After lunch we split into three different tracks, with me attending the one on Courageous Conversations (what the various institutions are doing to promote awareness of the importance of diversity on their campus). One of the ways we’re doing this at SPSU is through our Cross-Cultural Conversations Committee, which works to develop and schedule a wide variety of activities that both examine and celebrate the diverse aspects that make up the broad “us”. Information about the activities can be found here, with the latest thing being a Twitter feed that will send followers information about upcoming events and ties to a couple of interesting RSS feeds. Coming soon is a Facebook page that will let the SPSU community continue the conversation after our scheduled events.
The final session was given by Regent Eldridge McMillan (winner of the BoR’s first Lifetime Achievement Award) and Houston Davis, the new Senior Vice Chancellor for Academic Affairs.
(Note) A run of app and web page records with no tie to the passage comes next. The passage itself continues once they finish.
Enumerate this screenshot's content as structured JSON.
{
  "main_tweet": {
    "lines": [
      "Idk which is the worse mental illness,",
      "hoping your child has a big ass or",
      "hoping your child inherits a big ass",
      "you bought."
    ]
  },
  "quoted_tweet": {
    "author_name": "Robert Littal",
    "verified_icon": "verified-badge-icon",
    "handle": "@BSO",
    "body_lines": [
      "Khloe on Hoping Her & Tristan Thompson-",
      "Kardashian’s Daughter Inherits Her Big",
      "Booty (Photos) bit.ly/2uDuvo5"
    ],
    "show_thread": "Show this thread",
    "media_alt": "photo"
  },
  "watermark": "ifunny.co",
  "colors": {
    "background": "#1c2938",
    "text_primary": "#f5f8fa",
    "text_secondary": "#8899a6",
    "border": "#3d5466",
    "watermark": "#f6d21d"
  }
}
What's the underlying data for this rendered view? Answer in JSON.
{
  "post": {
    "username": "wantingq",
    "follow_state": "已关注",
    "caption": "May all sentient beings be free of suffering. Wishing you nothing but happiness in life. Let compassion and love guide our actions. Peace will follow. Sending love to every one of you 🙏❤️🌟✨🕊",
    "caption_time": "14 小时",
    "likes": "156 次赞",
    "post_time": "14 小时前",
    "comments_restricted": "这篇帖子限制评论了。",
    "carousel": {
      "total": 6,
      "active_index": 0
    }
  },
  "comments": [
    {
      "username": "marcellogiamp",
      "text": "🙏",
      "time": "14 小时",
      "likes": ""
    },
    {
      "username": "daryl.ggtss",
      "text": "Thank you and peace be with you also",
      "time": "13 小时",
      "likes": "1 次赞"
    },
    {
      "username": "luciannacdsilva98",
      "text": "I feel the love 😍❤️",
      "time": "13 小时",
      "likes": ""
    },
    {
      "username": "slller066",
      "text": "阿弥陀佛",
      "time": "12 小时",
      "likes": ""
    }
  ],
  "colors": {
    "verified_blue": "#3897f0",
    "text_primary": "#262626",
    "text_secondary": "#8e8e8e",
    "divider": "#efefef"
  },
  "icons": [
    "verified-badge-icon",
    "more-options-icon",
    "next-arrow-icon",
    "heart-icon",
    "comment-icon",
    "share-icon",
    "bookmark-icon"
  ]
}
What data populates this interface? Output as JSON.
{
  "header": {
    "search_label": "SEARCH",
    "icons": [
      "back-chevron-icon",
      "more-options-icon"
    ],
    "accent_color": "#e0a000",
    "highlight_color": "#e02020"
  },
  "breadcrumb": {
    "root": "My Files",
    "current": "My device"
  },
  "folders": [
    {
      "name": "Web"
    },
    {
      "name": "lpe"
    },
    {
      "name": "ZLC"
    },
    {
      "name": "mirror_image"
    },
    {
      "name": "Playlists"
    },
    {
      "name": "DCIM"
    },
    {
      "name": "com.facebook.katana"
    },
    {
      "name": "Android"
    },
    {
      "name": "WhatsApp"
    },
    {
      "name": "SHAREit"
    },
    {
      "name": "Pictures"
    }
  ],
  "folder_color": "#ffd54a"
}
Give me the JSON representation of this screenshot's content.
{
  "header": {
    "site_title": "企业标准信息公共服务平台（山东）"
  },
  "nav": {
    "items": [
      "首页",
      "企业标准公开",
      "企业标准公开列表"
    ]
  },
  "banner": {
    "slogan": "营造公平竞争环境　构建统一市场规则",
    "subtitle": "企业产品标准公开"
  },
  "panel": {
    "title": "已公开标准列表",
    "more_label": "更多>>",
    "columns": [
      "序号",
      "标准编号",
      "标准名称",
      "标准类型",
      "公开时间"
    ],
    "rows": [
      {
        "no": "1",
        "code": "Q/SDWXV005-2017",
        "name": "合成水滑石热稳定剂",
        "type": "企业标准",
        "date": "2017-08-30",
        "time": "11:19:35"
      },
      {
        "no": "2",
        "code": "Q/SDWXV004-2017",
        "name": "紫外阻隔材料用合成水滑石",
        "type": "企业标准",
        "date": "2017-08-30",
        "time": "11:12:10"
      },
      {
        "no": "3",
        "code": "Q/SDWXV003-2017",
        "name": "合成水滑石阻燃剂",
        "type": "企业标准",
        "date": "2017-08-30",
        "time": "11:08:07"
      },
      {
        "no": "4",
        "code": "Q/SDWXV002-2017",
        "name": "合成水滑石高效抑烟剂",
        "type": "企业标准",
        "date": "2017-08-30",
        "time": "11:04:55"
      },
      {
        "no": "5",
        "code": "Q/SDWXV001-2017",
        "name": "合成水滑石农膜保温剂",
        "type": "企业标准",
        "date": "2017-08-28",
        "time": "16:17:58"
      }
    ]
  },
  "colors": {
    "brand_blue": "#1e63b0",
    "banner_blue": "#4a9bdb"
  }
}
Regent McMillan talked about his experiences as a Regent in the ‘70’s, when there was a lot less diversity in the USG in general, and at the University of Georgia in particular. He was interesting and funny, and I’m going to see if we can arrange for him to come to SPSU to give a longer talk about his experiences. Houston Davis spoke about challenges that face the USG in the “new normal”, noting that the resource base for universities has changed for the worse, and is not likely to come back to its former levels. He emphasized the importance of the Complete College Georgia effort, and its focus on improving success rates, increasing diversity, and increasing the number of graduates within the USG.
The Diversity Summit was interesting and worth the trip, and it got me thinking—how do people think we’re doing with regard to diversity at SPSU? In some ways, we’re a very diverse place. Our faculty and students come from 40 and 80 different countries respectively. We’ve been #1 in the country in granting degrees in engineering technology to African-American students, and have a large percentage of non-traditional and adult students. We offer a degree program in International Studies, and our mission statement speaks of graduates who “are well prepared to lead the scientific and economic development of an increasingly complex state, nation, and world.” On the other hand, we have a way to go (and are working hard) to increase the percentage of women and Hispanic students and faculty on campus. We have a global perspectives overlay in our core requirements, but I wonder how many people are aware of the various ways our departments focus on global perspectives within the majors. I’m sure there are other areas that I’ve left out where we’re strong and where we need increased effort. I would be interested in hearing your comments if you’d care to post them.
Last Week’s Trivia Contest
Last week’s trivia contest had to do with the subject of students. Our winner was Carl Snook, with a fabulous four correct. Carl is the winner of a jazz CD from the vast Szafran repository of duplicates. Here are the correct answers:
- Alice Cooper song that every student sings in May or June. School’s Out (for Summer)
- In the past, students had to wear them during Freshman year. A beanie.
- Protest movement in the 1960’s, Tom Hayden was its president in 1962. Students for a Democratic Society (SDS)
- Song from the musical “Where’s Charlie”, they could have beat Napoleon. The New Ashmolean Marching Society and Students Conservatory Band.
- Operetta by Sigmund Romberg, it was the longest running Broadway show of the 1920’s. The Student Prince.
This Week’s Trivia Challenge
The answers to this week’s contest all have to do with women. As usual, the first with the most takes the prize. No looking up the answers now! SEND ALL ENTRIES BY EMAIL TO email@example.com, since if you put them as a response on the BLOG, everyone will be able to see them!
- Book by Louisa May Alcott.
- Became law in the United States on August 18, 1920, but not ratified in Georgia until February 20, 1970.
- Edith Wharton, for The Age of Innocence.
- She was the second female member of ASME, the first honorary member of the Society of Women Engineers, and the first woman elected to the National Academy of Engineering. Along the way, she also had 12 children.
- Jeannette Rankin, in 1916.